* [REQUIRED WORK]
Reproduce each line of the entries that carries "icon".

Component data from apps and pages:

=== Section Start ===

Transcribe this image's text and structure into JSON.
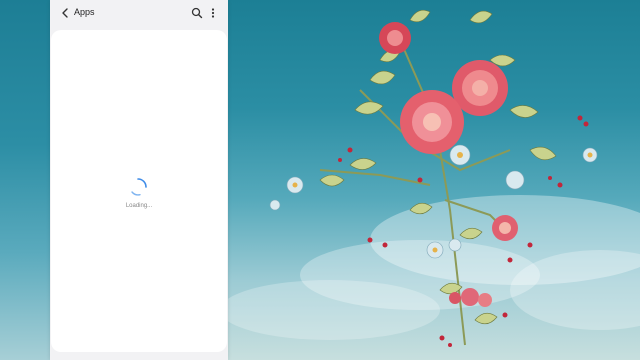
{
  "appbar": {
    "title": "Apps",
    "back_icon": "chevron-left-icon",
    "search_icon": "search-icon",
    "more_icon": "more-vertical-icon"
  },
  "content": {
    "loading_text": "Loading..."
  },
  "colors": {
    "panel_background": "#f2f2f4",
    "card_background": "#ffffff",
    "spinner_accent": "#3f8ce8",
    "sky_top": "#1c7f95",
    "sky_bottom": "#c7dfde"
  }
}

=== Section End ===

* [TASK ANSWER]
    "back_icon": "chevron-left-icon",
    "search_icon": "search-icon",
    "more_icon": "more-vertical-icon"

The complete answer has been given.